How could this influence or even reshape our fundamental definition of life?
A definition of life will emerge more readily once we fully understand its fundamental physical/chemical nature, but as noted, we still don’t. One cannot usefully define something that is not properly understood. A coherent definition of life would need to capture that physical/chemical essence, in particular, its energized dynamic character, and most definitions don’t go there.
In what ways do you envision artificial intelligence transforming our comprehension of, and approach to research within, the life sciences?
The deepest mystery within the life enigma concerns life’s mental capability. How could matter of any kind have a sense of self, have thoughts, act in its own interest. Artificial intelligence has none of those characteristics. Deep Blue, the IBM computer that beat Gary Kasparov in the famous chess match some years ago, had no sense of satisfaction in achieving its victory. Deep Blue didn’t even know that it was playing a game called chess! In contrast, in life’s emergence, natural selection managed to uncover a unique form of intelligence - biological intelligence - that modern technology has not even begun to comprehend. Modern physics does not even acknowledge the existence of a mental dimension, let alone offer an explanation for its material basis and its mode of operation. On that issue, we are only at the very beginning of a very long journey.

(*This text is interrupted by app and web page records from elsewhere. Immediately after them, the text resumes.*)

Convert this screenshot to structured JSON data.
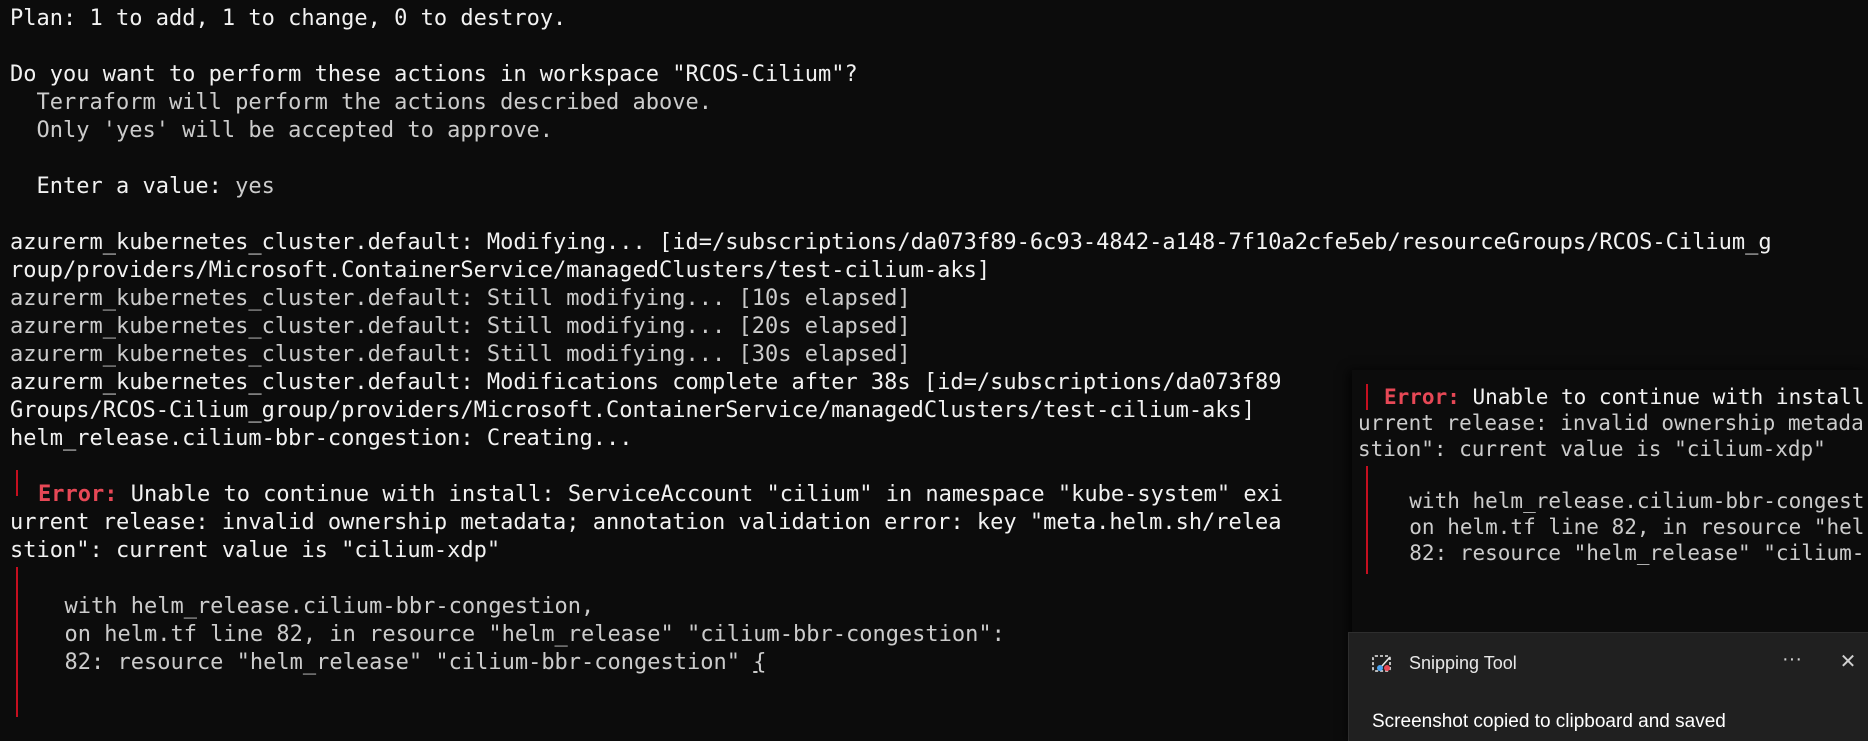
{
  "terminal": {
    "plan_label": "Plan:",
    "plan_text": " 1 to add, 1 to change, 0 to destroy.",
    "prompt_question": "Do you want to perform these actions in workspace \"RCOS-Cilium\"?",
    "prompt_note_1": "  Terraform will perform the actions described above.",
    "prompt_note_2": "  Only 'yes' will be accepted to approve.",
    "enter_value_label": "  Enter a value:",
    "enter_value_input": " yes",
    "log_1": "azurerm_kubernetes_cluster.default: Modifying... [id=/subscriptions/da073f89-6c93-4842-a148-7f10a2cfe5eb/resourceGroups/RCOS-Cilium_g",
    "log_2": "roup/providers/Microsoft.ContainerService/managedClusters/test-cilium-aks]",
    "log_3": "azurerm_kubernetes_cluster.default: Still modifying... [10s elapsed]",
    "log_4": "azurerm_kubernetes_cluster.default: Still modifying... [20s elapsed]",
    "log_5": "azurerm_kubernetes_cluster.default: Still modifying... [30s elapsed]",
    "log_6": "azurerm_kubernetes_cluster.default: Modifications complete after 38s [id=/subscriptions/da073f89",
    "log_7": "Groups/RCOS-Cilium_group/providers/Microsoft.ContainerService/managedClusters/test-cilium-aks]",
    "log_8": "helm_release.cilium-bbr-congestion: Creating...",
    "error_label": "Error:",
    "error_line_1": " Unable to continue with install: ServiceAccount \"cilium\" in namespace \"kube-system\" exi",
    "error_line_2": "urrent release: invalid ownership metadata; annotation validation error: key \"meta.helm.sh/relea",
    "error_line_3": "stion\": current value is \"cilium-xdp\"",
    "with_line": "  with helm_release.cilium-bbr-congestion,",
    "on_line": "  on helm.tf line 82, in resource \"helm_release\" \"cilium-bbr-congestion\":",
    "code_line": "  82: resource \"helm_release\" \"cilium-bbr-congestion\" ",
    "cursor_char": "{"
  },
  "overlay": {
    "error_label": "Error:",
    "error_line_1": " Unable to continue with install",
    "error_line_2": "urrent release: invalid ownership metada",
    "error_line_3": "stion\": current value is \"cilium-xdp\"",
    "with_line": "  with helm_release.cilium-bbr-congest",
    "on_line": "  on helm.tf line 82, in resource \"hel",
    "code_line": "  82: resource \"helm_release\" \"cilium-"
  },
  "toast": {
    "app_name": "Snipping Tool",
    "more_label": "···",
    "close_label": "✕",
    "message": "Screenshot copied to clipboard and saved",
    "icon": "snipping-tool-icon"
  },
  "colors": {
    "background": "#0c0c0c",
    "text": "#cccccc",
    "error": "#e74856",
    "error_bar": "#c50f1f",
    "toast_bg": "#202020"
  }
}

Monod's paradox ponders the existence of purpose-driven systems in an ostensibly purposeless universe. Do you believe we are nearing a resolution to this philosophical conundrum, or might it forever elude our grasp?

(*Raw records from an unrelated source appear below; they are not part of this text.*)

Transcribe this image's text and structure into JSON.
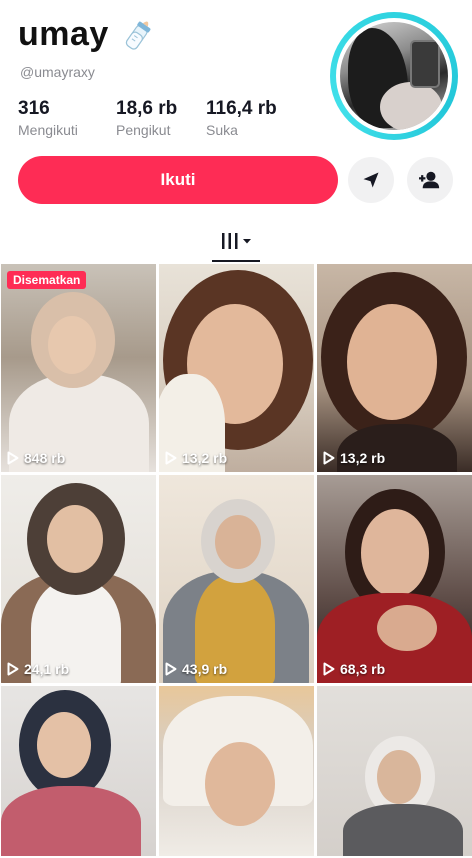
{
  "profile": {
    "name": "umay",
    "handle": "@umayraxy",
    "stats": [
      {
        "value": "316",
        "label": "Mengikuti"
      },
      {
        "value": "18,6 rb",
        "label": "Pengikut"
      },
      {
        "value": "116,4 rb",
        "label": "Suka"
      }
    ],
    "follow_label": "Ikuti",
    "icons": [
      "baby-bottle-icon",
      "send-icon",
      "add-user-icon",
      "grid-icon",
      "chevron-down-icon"
    ]
  },
  "accent": "#fe2c55",
  "story_ring": "#2fd3e0",
  "grid": {
    "pinned_label": "Disematkan",
    "videos": [
      {
        "views": "848 rb"
      },
      {
        "views": "13,2 rb"
      },
      {
        "views": "13,2 rb"
      },
      {
        "views": "24,1 rb"
      },
      {
        "views": "43,9 rb"
      },
      {
        "views": "68,3 rb"
      },
      {
        "views": ""
      },
      {
        "views": ""
      },
      {
        "views": ""
      }
    ]
  }
}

Yes, I believe we are nearing a resolution to this philosophical conundrum. The existence of purpose-driven material systems that were able to emerge from a seemingly purposeless universe, is empirically irrefutable. The conundrum further illustrates the difficulties with existing evolutionary theory. But think about it as follows: how is a magician seemingly able to saw a woman in half? Once you know how the trick is done, the mystery vanishes. Once a comprehensive understanding of the process by which life emerged from non-life will be achieved, it will likely resolve that long standing conundrum; the trick will have been exposed. Some thoughts on the issue have recently been proposed.
The phenomena of agency, self-awareness, consciousness, etc., all indicate that the distinction between living things and inanimate machines is stark and distinct.
As data science principles seem to closely mirror how life processes environmental information, do you see a need for a distinct framework that differentiates the foundational concepts of machines from living entities?
An intriguing question. As our concept of a machine evolves, the distinction between living entities and complex machines has narrowed. Information processing is common to both. Yet the phenomena of agency, self-awareness, consciousness, etc., all indicate that the distinction between living things and inanimate machines is stark and distinct. Life’s mental dimension continues to be a scientific enigma. If we think of life as a machine, it is a distinct and very special kind of machine.
What are you most looking forward to about the debate you are taking part in 'The Origin of Life' ?
Science is an exhilarating voyage of discovery, with the origin of life problem being one of its most exciting challenges. But hidden within that problem lies a grand underlying challenge: to facilitate the merging of the three natural sciences, physics, chemistry, and biology. The physical sciences today remain unable to accommodate many aspects of biological reality. What subject could be more exciting to discuss and debate!